Go back to your written list of knowledge, skills, and abilities and identify your *transferable skills*. How do you identify and use your transferable skills? Which of your past KSA’s meet the requirements of the new required KSA’s?. Look at all of your knowledge, skills, and abilities and see which ones may be applied to the new career. I guarantee many of them will transfer over to the new career. It may not be obvious immediately, but once you think about it, you will see that you already have a skills set that will help get you started. Write down specific events of when you’ve used these skills in the past. Have you presented results or information to a manager? Could you just as effectively made such a presentation to a group of sales prospects? Members of the Board of Directors? Recruits in a college admissions office?–just to use a few examples.
Cross-match your past skills to the new skills you will need. Where is the crossover? Remember, possessing one skill may enable you to apply that skill to more than one area. This is not a one-for-one matching of skills possessed to skills required. Being a good communicator, for example, may enable you to speak well on the phone to make sales calls, speak face to face and in multi-people meetings for soliciting investor capitol, or being the CEO and announcing a major corporate merger. Many former teachers go on to become very successful sales professionals due to their ability to communicate, persuade, inform, influence, and educate. In the corporate world they become “trainers” and “educators”, not “teachers”. Try to view your KSA’s in a general sense so you can re-frame them to more directly apply to the new career.
4. Develop a Strategy
Develop a strategy to effectively assimilate your transferable skills to the new career. This should include developing sub-strategies for all of your communications tools. These tools include: your resume, letters of introduction, cover letters, and your interpersonal and networking communications. Put “spin” on your skills to show how they will enable you to succeed in the new career. Have you done volunteer work that shows you have the concrete skills the new career requires? Use those experiences to provide evidence that you can do what it takes to be successful.
5. Ask for Honest Feedback
Go on more informational interviews and ask for honest feedback on how effectively you communicated your knowledge, skills, and abilities. Ask in advance if you can come in for an informational interview at the end of which you would like to get feedback. Many professionals are very open to this approach. Ask how you could present your skills more effectively or more attractively an employer. Take a pad of paper on write done ever bit of advice you get. Then, start incorporating these ideas and suggestions into your overall communications strategy.
6. Start the Job Search
Once you have a strong overall presentation or ‘total package’, start the job search using a “rifle” not “shotgun” approach.

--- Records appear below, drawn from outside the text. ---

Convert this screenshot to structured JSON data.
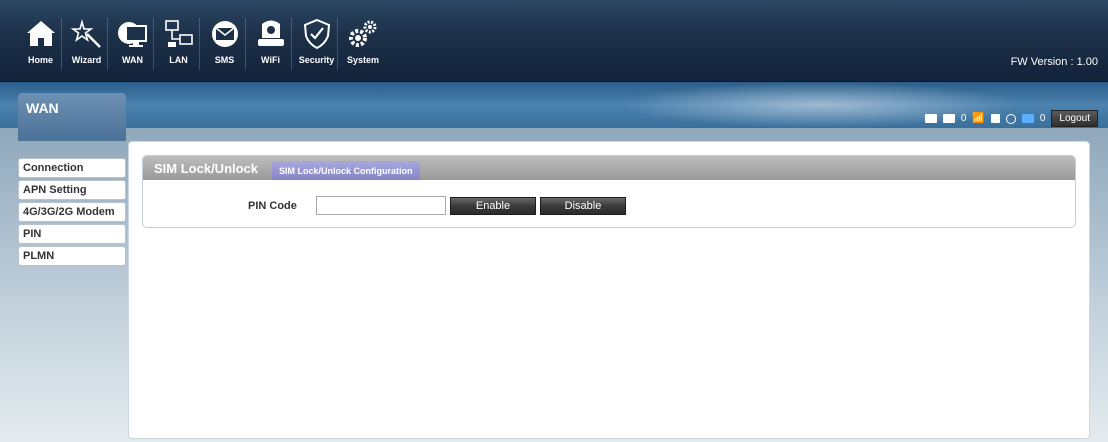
{
  "nav": {
    "items": [
      {
        "label": "Home",
        "icon": "home-icon"
      },
      {
        "label": "Wizard",
        "icon": "wand-icon"
      },
      {
        "label": "WAN",
        "icon": "monitor-globe-icon"
      },
      {
        "label": "LAN",
        "icon": "network-icon"
      },
      {
        "label": "SMS",
        "icon": "envelope-icon"
      },
      {
        "label": "WiFi",
        "icon": "wifi-router-icon"
      },
      {
        "label": "Security",
        "icon": "shield-icon"
      },
      {
        "label": "System",
        "icon": "gears-icon"
      }
    ]
  },
  "fw_version": "FW Version : 1.00",
  "section_title": "WAN",
  "status": {
    "sms_count": "0",
    "wifi_clients": "0",
    "logout_label": "Logout"
  },
  "sidebar": {
    "items": [
      {
        "label": "Connection"
      },
      {
        "label": "APN Setting"
      },
      {
        "label": "4G/3G/2G Modem"
      },
      {
        "label": "PIN"
      },
      {
        "label": "PLMN"
      }
    ]
  },
  "panel": {
    "title": "SIM Lock/Unlock",
    "tab": "SIM Lock/Unlock Configuration",
    "pin_label": "PIN Code",
    "pin_value": "",
    "pin_placeholder": "",
    "enable_label": "Enable",
    "disable_label": "Disable"
  },
  "colors": {
    "topbar": "#1c3048",
    "band": "#4c82ae",
    "tab": "#8484c7",
    "button": "#3a3a3a"
  }
}
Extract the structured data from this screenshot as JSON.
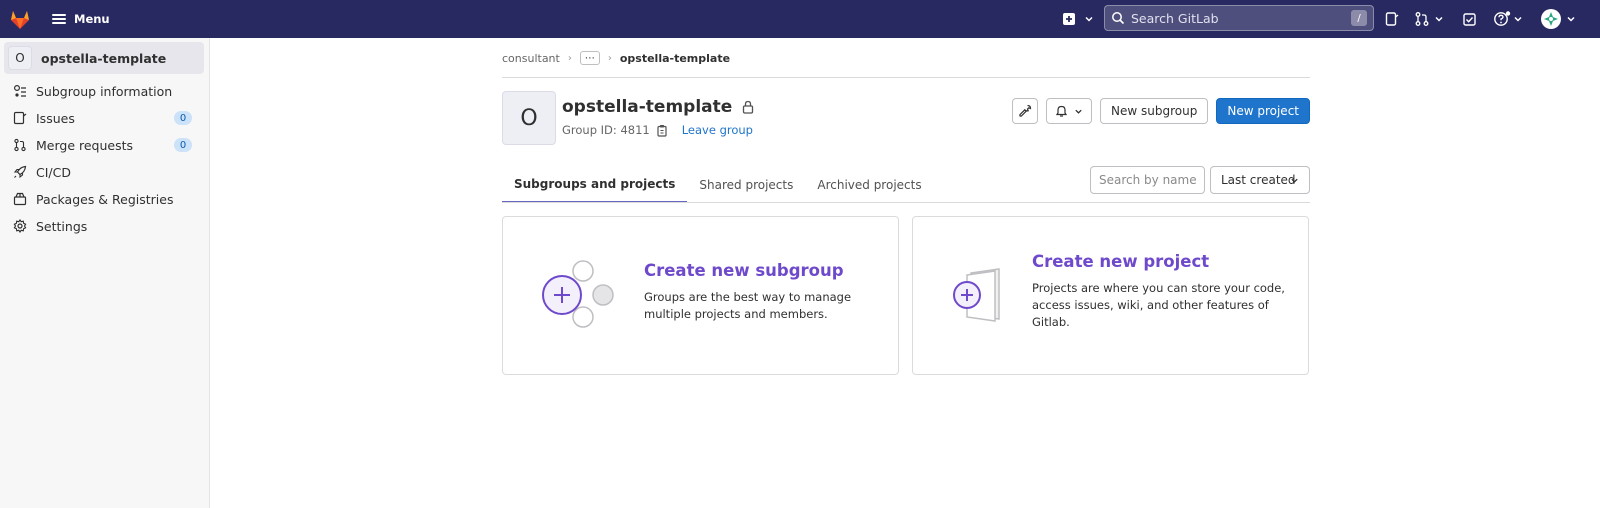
{
  "topbar": {
    "menu_label": "Menu",
    "search_placeholder": "Search GitLab",
    "search_shortcut": "/"
  },
  "sidebar": {
    "context_initial": "O",
    "context_name": "opstella-template",
    "items": [
      {
        "label": "Subgroup information",
        "icon": "group-info-icon"
      },
      {
        "label": "Issues",
        "icon": "issues-icon",
        "badge": "0"
      },
      {
        "label": "Merge requests",
        "icon": "merge-request-icon",
        "badge": "0"
      },
      {
        "label": "CI/CD",
        "icon": "rocket-icon"
      },
      {
        "label": "Packages & Registries",
        "icon": "package-icon"
      },
      {
        "label": "Settings",
        "icon": "gear-icon"
      }
    ]
  },
  "breadcrumb": {
    "root": "consultant",
    "ellipsis": "⋯",
    "current": "opstella-template"
  },
  "group": {
    "initial": "O",
    "name": "opstella-template",
    "id_text": "Group ID: 4811",
    "leave_label": "Leave group"
  },
  "actions": {
    "new_subgroup": "New subgroup",
    "new_project": "New project"
  },
  "tabs": [
    {
      "label": "Subgroups and projects",
      "active": true
    },
    {
      "label": "Shared projects",
      "active": false
    },
    {
      "label": "Archived projects",
      "active": false
    }
  ],
  "filter": {
    "search_placeholder": "Search by name",
    "sort_label": "Last created"
  },
  "cards": {
    "subgroup": {
      "title": "Create new subgroup",
      "desc_line1": "Groups are the best way to manage",
      "desc_line2": "multiple projects and members."
    },
    "project": {
      "title": "Create new project",
      "desc_line1": "Projects are where you can store your code,",
      "desc_line2": "access issues, wiki, and other features of",
      "desc_line3": "Gitlab."
    }
  },
  "colors": {
    "topbar": "#292961",
    "primary": "#1f75cb",
    "accent": "#6e49cb",
    "badge_bg": "#cbe2f9"
  }
}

Go on job interviews for only those jobs that fit into your identified career direction. Then, don’t stop until you find the right opportunity. Aim for the bull’s-eye that you have identified as your ideal job. Do not try to pursue jobs that don’t quite match your personal goals for they will only distract you and waste your precious time and efforts. If you will forgive the use of another outdoor analogy, you should go fishing with a hook rather than casting a wide net. Once you have a very clear understanding of your transferable skills and how to best present them, then, and only then will you be able to quickly and easily apply your KSA’s to landing a great job in your new career.
On a final note, choosing a career should not be an exercise in market demand. You should not try to see what the market demands and then try to fill it. You should decide what you want to do and then find the right market. Sure, market demands has an impact on the decision (there can only be so many astronauts), but it should not be the one factor that makes you choose a career.
Identification of your knowledge, skills, and abilities and then pinpointing your transferable skills are the keys to successfully landing a great job in a new career. If you use these 6 steps, you are well on your way to lasting career success and personal fulfillment.